### What you need to do
Set the entries down once more, exactly as they are worded.

Data extract Block Start

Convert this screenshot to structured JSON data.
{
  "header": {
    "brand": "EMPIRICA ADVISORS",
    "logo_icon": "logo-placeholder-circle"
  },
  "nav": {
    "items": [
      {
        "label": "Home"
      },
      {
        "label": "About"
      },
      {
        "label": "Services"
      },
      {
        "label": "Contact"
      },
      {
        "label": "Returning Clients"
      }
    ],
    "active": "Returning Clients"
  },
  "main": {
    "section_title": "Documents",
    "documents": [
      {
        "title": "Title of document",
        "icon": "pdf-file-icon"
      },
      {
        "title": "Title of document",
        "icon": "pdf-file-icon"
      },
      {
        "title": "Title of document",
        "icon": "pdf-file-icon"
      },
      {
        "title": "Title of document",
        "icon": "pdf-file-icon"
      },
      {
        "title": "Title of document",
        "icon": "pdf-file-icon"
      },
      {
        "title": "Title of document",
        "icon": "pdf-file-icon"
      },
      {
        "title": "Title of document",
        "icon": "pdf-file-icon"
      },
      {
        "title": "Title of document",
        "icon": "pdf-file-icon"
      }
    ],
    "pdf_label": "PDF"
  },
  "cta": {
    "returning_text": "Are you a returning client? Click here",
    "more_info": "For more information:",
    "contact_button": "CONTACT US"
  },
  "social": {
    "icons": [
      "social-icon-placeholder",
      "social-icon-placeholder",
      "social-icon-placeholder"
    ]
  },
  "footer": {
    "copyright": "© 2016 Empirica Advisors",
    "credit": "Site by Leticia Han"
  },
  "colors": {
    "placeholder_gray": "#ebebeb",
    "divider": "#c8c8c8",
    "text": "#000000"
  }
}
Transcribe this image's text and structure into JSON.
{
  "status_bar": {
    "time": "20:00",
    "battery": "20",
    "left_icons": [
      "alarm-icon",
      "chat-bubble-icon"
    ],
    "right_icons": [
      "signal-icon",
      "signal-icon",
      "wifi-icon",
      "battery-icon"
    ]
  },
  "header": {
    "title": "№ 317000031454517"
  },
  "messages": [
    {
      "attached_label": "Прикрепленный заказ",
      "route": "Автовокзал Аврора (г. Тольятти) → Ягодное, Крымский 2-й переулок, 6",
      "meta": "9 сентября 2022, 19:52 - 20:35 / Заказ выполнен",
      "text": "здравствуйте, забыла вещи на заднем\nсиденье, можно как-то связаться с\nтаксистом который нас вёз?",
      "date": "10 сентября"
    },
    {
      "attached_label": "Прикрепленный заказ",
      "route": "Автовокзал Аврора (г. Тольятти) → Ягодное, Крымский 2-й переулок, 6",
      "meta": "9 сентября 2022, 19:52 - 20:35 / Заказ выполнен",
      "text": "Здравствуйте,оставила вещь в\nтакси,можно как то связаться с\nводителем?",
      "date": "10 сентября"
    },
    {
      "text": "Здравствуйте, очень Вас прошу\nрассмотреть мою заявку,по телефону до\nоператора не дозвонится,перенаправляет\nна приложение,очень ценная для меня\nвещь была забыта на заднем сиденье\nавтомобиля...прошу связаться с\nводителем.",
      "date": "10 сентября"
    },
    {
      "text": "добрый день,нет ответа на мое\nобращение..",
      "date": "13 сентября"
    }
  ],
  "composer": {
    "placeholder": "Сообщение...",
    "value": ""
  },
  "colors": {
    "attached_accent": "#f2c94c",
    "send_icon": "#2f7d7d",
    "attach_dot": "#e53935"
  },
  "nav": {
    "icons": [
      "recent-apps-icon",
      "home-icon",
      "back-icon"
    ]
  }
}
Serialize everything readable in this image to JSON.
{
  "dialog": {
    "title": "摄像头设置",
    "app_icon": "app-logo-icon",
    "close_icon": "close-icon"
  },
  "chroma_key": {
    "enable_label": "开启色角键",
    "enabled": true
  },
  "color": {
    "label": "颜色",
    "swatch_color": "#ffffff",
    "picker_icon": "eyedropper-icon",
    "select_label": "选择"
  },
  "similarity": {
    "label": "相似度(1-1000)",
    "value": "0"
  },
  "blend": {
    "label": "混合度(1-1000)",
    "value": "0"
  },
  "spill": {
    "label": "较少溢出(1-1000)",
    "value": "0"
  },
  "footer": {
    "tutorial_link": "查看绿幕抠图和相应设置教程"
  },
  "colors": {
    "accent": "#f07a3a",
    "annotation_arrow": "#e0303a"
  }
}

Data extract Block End

### Your solution
Convert this screenshot to structured JSON data.
{
  "header": {
    "brand": "EMPIRICA ADVISORS",
    "logo_icon": "logo-placeholder-circle"
  },
  "nav": {
    "items": [
      {
        "label": "Home"
      },
      {
        "label": "About"
      },
      {
        "label": "Services"
      },
      {
        "label": "Contact"
      },
      {
        "label": "Returning Clients"
      }
    ],
    "active": "Returning Clients"
  },
  "main": {
    "section_title": "Documents",
    "documents": [
      {
        "title": "Title of document",
        "icon": "pdf-file-icon"
      },
      {
        "title": "Title of document",
        "icon": "pdf-file-icon"
      },
      {
        "title": "Title of document",
        "icon": "pdf-file-icon"
      },
      {
        "title": "Title of document",
        "icon": "pdf-file-icon"
      },
      {
        "title": "Title of document",
        "icon": "pdf-file-icon"
      },
      {
        "title": "Title of document",
        "icon": "pdf-file-icon"
      },
      {
        "title": "Title of document",
        "icon": "pdf-file-icon"
      },
      {
        "title": "Title of document",
        "icon": "pdf-file-icon"
      }
    ],
    "pdf_label": "PDF"
  },
  "cta": {
    "returning_text": "Are you a returning client? Click here",
    "more_info": "For more information:",
    "contact_button": "CONTACT US"
  },
  "social": {
    "icons": [
      "social-icon-placeholder",
      "social-icon-placeholder",
      "social-icon-placeholder"
    ]
  },
  "footer": {
    "copyright": "© 2016 Empirica Advisors",
    "credit": "Site by Leticia Han"
  },
  "colors": {
    "placeholder_gray": "#ebebeb",
    "divider": "#c8c8c8",
    "text": "#000000"
  }
}
Transcribe this image's text and structure into JSON.
{
  "status_bar": {
    "time": "20:00",
    "battery": "20",
    "left_icons": [
      "alarm-icon",
      "chat-bubble-icon"
    ],
    "right_icons": [
      "signal-icon",
      "signal-icon",
      "wifi-icon",
      "battery-icon"
    ]
  },
  "header": {
    "title": "№ 317000031454517"
  },
  "messages": [
    {
      "attached_label": "Прикрепленный заказ",
      "route": "Автовокзал Аврора (г. Тольятти) → Ягодное, Крымский 2-й переулок, 6",
      "meta": "9 сентября 2022, 19:52 - 20:35 / Заказ выполнен",
      "text": "здравствуйте, забыла вещи на заднем\nсиденье, можно как-то связаться с\nтаксистом который нас вёз?",
      "date": "10 сентября"
    },
    {
      "attached_label": "Прикрепленный заказ",
      "route": "Автовокзал Аврора (г. Тольятти) → Ягодное, Крымский 2-й переулок, 6",
      "meta": "9 сентября 2022, 19:52 - 20:35 / Заказ выполнен",
      "text": "Здравствуйте,оставила вещь в\nтакси,можно как то связаться с\nводителем?",
      "date": "10 сентября"
    },
    {
      "text": "Здравствуйте, очень Вас прошу\nрассмотреть мою заявку,по телефону до\nоператора не дозвонится,перенаправляет\nна приложение,очень ценная для меня\nвещь была забыта на заднем сиденье\nавтомобиля...прошу связаться с\nводителем.",
      "date": "10 сентября"
    },
    {
      "text": "добрый день,нет ответа на мое\nобращение..",
      "date": "13 сентября"
    }
  ],
  "composer": {
    "placeholder": "Сообщение...",
    "value": ""
  },
  "colors": {
    "attached_accent": "#f2c94c",
    "send_icon": "#2f7d7d",
    "attach_dot": "#e53935"
  },
  "nav": {
    "icons": [
      "recent-apps-icon",
      "home-icon",
      "back-icon"
    ]
  }
}
Serialize everything readable in this image to JSON.
{
  "dialog": {
    "title": "摄像头设置",
    "app_icon": "app-logo-icon",
    "close_icon": "close-icon"
  },
  "chroma_key": {
    "enable_label": "开启色角键",
    "enabled": true
  },
  "color": {
    "label": "颜色",
    "swatch_color": "#ffffff",
    "picker_icon": "eyedropper-icon",
    "select_label": "选择"
  },
  "similarity": {
    "label": "相似度(1-1000)",
    "value": "0"
  },
  "blend": {
    "label": "混合度(1-1000)",
    "value": "0"
  },
  "spill": {
    "label": "较少溢出(1-1000)",
    "value": "0"
  },
  "footer": {
    "tutorial_link": "查看绿幕抠图和相应设置教程"
  },
  "colors": {
    "accent": "#f07a3a",
    "annotation_arrow": "#e0303a"
  }
}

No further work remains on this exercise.